Material for the task Start Marker

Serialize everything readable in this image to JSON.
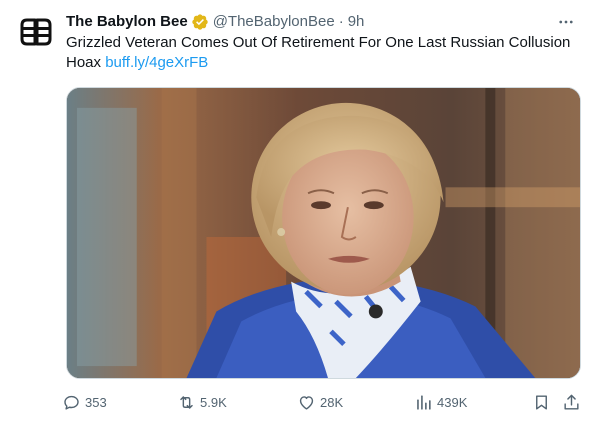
{
  "tweet": {
    "display_name": "The Babylon Bee",
    "handle": "@TheBabylonBee",
    "separator": "·",
    "time": "9h",
    "text": "Grizzled Veteran Comes Out Of Retirement For One Last Russian Collusion Hoax",
    "link": "buff.ly/4geXrFB",
    "verified": true,
    "verified_color": "#e2b719"
  },
  "actions": {
    "reply_count": "353",
    "retweet_count": "5.9K",
    "like_count": "28K",
    "views_count": "439K"
  },
  "icons": {
    "avatar": "bee-logo-icon",
    "more": "more-horizontal-icon",
    "reply": "reply-icon",
    "retweet": "retweet-icon",
    "like": "heart-icon",
    "views": "analytics-icon",
    "bookmark": "bookmark-icon",
    "share": "share-icon"
  },
  "colors": {
    "link": "#1d9bf0",
    "muted": "#536471",
    "text": "#0f1419"
  }
}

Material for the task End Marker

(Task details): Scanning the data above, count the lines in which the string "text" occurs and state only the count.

(Answer box): 2